## SUPPLIED MATERIAL
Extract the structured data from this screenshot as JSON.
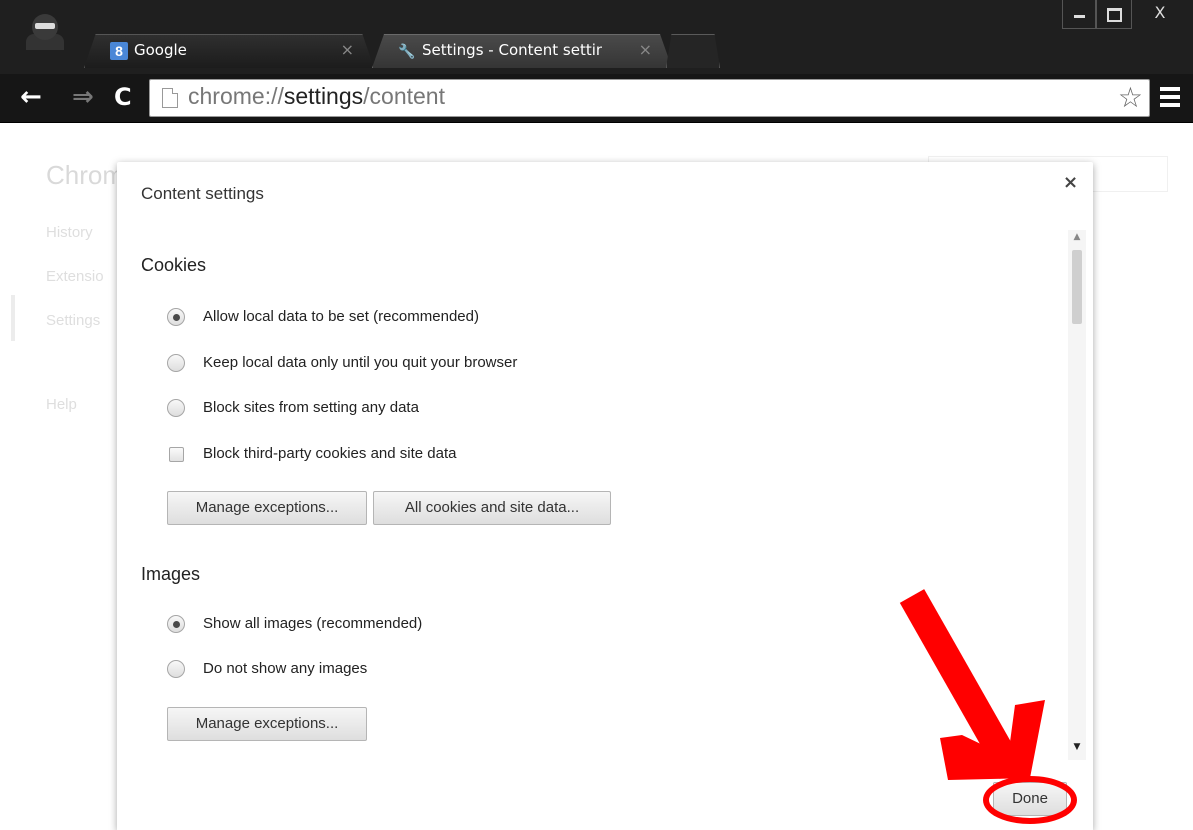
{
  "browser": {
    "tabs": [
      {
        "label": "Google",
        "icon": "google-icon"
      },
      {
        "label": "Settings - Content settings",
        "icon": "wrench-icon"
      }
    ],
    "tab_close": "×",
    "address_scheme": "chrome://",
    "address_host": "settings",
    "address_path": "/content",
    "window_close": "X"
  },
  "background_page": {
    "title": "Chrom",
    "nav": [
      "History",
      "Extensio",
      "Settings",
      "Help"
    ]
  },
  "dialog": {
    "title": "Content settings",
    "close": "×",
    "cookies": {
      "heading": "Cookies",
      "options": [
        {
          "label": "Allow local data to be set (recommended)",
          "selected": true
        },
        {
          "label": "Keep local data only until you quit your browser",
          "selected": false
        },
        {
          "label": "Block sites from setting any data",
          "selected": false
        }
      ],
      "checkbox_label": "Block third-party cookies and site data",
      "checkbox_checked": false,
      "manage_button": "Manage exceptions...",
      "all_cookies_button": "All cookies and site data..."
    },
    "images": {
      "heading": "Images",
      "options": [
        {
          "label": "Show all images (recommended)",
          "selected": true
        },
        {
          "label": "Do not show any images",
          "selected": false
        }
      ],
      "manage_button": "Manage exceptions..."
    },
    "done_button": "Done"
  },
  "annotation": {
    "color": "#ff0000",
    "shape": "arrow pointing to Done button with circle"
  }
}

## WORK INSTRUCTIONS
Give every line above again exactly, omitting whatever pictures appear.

## ANSWER BOX
Extract the structured data from this screenshot as JSON.
{
  "browser": {
    "tabs": [
      {
        "label": "Google",
        "icon": "google-icon"
      },
      {
        "label": "Settings - Content settings",
        "icon": "wrench-icon"
      }
    ],
    "tab_close": "×",
    "address_scheme": "chrome://",
    "address_host": "settings",
    "address_path": "/content",
    "window_close": "X"
  },
  "background_page": {
    "title": "Chrom",
    "nav": [
      "History",
      "Extensio",
      "Settings",
      "Help"
    ]
  },
  "dialog": {
    "title": "Content settings",
    "close": "×",
    "cookies": {
      "heading": "Cookies",
      "options": [
        {
          "label": "Allow local data to be set (recommended)",
          "selected": true
        },
        {
          "label": "Keep local data only until you quit your browser",
          "selected": false
        },
        {
          "label": "Block sites from setting any data",
          "selected": false
        }
      ],
      "checkbox_label": "Block third-party cookies and site data",
      "checkbox_checked": false,
      "manage_button": "Manage exceptions...",
      "all_cookies_button": "All cookies and site data..."
    },
    "images": {
      "heading": "Images",
      "options": [
        {
          "label": "Show all images (recommended)",
          "selected": true
        },
        {
          "label": "Do not show any images",
          "selected": false
        }
      ],
      "manage_button": "Manage exceptions..."
    },
    "done_button": "Done"
  },
  "annotation": {
    "color": "#ff0000",
    "shape": "arrow pointing to Done button with circle"
  }
}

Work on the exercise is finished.